■ **WORK ORDER**: Could you extract every entry below and reproduce it exactly?

■ **Stored dataset items**:
============================================================
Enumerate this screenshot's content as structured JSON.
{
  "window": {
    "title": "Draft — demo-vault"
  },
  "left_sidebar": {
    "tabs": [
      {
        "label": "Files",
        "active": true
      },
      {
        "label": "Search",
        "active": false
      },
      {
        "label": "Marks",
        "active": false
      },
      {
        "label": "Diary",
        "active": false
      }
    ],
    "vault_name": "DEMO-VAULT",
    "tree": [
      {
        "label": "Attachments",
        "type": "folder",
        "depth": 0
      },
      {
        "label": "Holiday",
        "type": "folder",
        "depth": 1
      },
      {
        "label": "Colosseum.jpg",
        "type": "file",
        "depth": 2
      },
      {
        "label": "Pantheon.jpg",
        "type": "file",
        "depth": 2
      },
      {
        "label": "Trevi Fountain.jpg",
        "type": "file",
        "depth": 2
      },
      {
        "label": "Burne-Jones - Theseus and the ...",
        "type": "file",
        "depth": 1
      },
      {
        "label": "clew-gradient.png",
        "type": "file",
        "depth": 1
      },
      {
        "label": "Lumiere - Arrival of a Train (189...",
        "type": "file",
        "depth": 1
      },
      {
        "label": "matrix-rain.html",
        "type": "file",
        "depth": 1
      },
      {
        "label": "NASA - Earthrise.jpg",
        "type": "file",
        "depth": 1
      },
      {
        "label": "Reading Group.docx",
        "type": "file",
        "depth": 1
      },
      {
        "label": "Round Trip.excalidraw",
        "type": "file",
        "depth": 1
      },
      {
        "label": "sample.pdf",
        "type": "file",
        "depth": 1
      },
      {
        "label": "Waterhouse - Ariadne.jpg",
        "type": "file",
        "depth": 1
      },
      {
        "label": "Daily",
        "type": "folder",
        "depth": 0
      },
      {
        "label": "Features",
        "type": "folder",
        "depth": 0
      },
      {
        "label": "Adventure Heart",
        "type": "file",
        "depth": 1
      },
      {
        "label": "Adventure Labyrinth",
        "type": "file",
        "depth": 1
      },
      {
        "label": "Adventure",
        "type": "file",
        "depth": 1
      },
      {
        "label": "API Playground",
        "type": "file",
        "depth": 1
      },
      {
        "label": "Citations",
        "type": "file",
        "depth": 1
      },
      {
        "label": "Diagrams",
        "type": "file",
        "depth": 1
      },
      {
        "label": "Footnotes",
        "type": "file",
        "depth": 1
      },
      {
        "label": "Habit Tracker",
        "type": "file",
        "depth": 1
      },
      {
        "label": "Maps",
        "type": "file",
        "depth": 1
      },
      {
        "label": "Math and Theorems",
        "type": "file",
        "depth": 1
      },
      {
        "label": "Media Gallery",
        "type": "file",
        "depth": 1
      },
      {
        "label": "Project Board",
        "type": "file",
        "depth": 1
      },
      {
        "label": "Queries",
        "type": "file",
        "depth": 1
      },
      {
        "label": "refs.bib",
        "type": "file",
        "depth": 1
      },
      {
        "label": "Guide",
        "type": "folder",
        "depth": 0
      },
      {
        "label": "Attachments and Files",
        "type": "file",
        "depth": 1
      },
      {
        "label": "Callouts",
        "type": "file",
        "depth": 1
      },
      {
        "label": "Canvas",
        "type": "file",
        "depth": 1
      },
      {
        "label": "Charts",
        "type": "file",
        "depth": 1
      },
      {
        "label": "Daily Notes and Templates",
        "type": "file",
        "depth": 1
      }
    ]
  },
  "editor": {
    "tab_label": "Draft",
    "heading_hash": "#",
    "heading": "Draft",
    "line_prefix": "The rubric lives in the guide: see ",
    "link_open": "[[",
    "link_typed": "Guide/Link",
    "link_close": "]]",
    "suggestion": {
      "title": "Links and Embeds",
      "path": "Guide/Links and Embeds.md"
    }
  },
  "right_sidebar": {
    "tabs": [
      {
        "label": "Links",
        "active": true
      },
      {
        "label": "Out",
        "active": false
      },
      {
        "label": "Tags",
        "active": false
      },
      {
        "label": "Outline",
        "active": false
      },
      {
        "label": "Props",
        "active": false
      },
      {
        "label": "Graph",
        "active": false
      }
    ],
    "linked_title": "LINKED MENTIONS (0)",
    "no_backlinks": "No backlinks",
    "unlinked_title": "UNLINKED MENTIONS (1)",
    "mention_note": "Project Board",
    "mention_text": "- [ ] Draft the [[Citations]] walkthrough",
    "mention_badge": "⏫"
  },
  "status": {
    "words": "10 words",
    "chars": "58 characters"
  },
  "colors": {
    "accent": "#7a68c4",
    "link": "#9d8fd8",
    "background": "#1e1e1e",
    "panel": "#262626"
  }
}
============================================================
■ **RESPONSE AREA**:
Enumerate this screenshot's content as structured JSON.
{
  "window": {
    "title": "Draft — demo-vault"
  },
  "left_sidebar": {
    "tabs": [
      {
        "label": "Files",
        "active": true
      },
      {
        "label": "Search",
        "active": false
      },
      {
        "label": "Marks",
        "active": false
      },
      {
        "label": "Diary",
        "active": false
      }
    ],
    "vault_name": "DEMO-VAULT",
    "tree": [
      {
        "label": "Attachments",
        "type": "folder",
        "depth": 0
      },
      {
        "label": "Holiday",
        "type": "folder",
        "depth": 1
      },
      {
        "label": "Colosseum.jpg",
        "type": "file",
        "depth": 2
      },
      {
        "label": "Pantheon.jpg",
        "type": "file",
        "depth": 2
      },
      {
        "label": "Trevi Fountain.jpg",
        "type": "file",
        "depth": 2
      },
      {
        "label": "Burne-Jones - Theseus and the ...",
        "type": "file",
        "depth": 1
      },
      {
        "label": "clew-gradient.png",
        "type": "file",
        "depth": 1
      },
      {
        "label": "Lumiere - Arrival of a Train (189...",
        "type": "file",
        "depth": 1
      },
      {
        "label": "matrix-rain.html",
        "type": "file",
        "depth": 1
      },
      {
        "label": "NASA - Earthrise.jpg",
        "type": "file",
        "depth": 1
      },
      {
        "label": "Reading Group.docx",
        "type": "file",
        "depth": 1
      },
      {
        "label": "Round Trip.excalidraw",
        "type": "file",
        "depth": 1
      },
      {
        "label": "sample.pdf",
        "type": "file",
        "depth": 1
      },
      {
        "label": "Waterhouse - Ariadne.jpg",
        "type": "file",
        "depth": 1
      },
      {
        "label": "Daily",
        "type": "folder",
        "depth": 0
      },
      {
        "label": "Features",
        "type": "folder",
        "depth": 0
      },
      {
        "label": "Adventure Heart",
        "type": "file",
        "depth": 1
      },
      {
        "label": "Adventure Labyrinth",
        "type": "file",
        "depth": 1
      },
      {
        "label": "Adventure",
        "type": "file",
        "depth": 1
      },
      {
        "label": "API Playground",
        "type": "file",
        "depth": 1
      },
      {
        "label": "Citations",
        "type": "file",
        "depth": 1
      },
      {
        "label": "Diagrams",
        "type": "file",
        "depth": 1
      },
      {
        "label": "Footnotes",
        "type": "file",
        "depth": 1
      },
      {
        "label": "Habit Tracker",
        "type": "file",
        "depth": 1
      },
      {
        "label": "Maps",
        "type": "file",
        "depth": 1
      },
      {
        "label": "Math and Theorems",
        "type": "file",
        "depth": 1
      },
      {
        "label": "Media Gallery",
        "type": "file",
        "depth": 1
      },
      {
        "label": "Project Board",
        "type": "file",
        "depth": 1
      },
      {
        "label": "Queries",
        "type": "file",
        "depth": 1
      },
      {
        "label": "refs.bib",
        "type": "file",
        "depth": 1
      },
      {
        "label": "Guide",
        "type": "folder",
        "depth": 0
      },
      {
        "label": "Attachments and Files",
        "type": "file",
        "depth": 1
      },
      {
        "label": "Callouts",
        "type": "file",
        "depth": 1
      },
      {
        "label": "Canvas",
        "type": "file",
        "depth": 1
      },
      {
        "label": "Charts",
        "type": "file",
        "depth": 1
      },
      {
        "label": "Daily Notes and Templates",
        "type": "file",
        "depth": 1
      }
    ]
  },
  "editor": {
    "tab_label": "Draft",
    "heading_hash": "#",
    "heading": "Draft",
    "line_prefix": "The rubric lives in the guide: see ",
    "link_open": "[[",
    "link_typed": "Guide/Link",
    "link_close": "]]",
    "suggestion": {
      "title": "Links and Embeds",
      "path": "Guide/Links and Embeds.md"
    }
  },
  "right_sidebar": {
    "tabs": [
      {
        "label": "Links",
        "active": true
      },
      {
        "label": "Out",
        "active": false
      },
      {
        "label": "Tags",
        "active": false
      },
      {
        "label": "Outline",
        "active": false
      },
      {
        "label": "Props",
        "active": false
      },
      {
        "label": "Graph",
        "active": false
      }
    ],
    "linked_title": "LINKED MENTIONS (0)",
    "no_backlinks": "No backlinks",
    "unlinked_title": "UNLINKED MENTIONS (1)",
    "mention_note": "Project Board",
    "mention_text": "- [ ] Draft the [[Citations]] walkthrough",
    "mention_badge": "⏫"
  },
  "status": {
    "words": "10 words",
    "chars": "58 characters"
  },
  "colors": {
    "accent": "#7a68c4",
    "link": "#9d8fd8",
    "background": "#1e1e1e",
    "panel": "#262626"
  }
}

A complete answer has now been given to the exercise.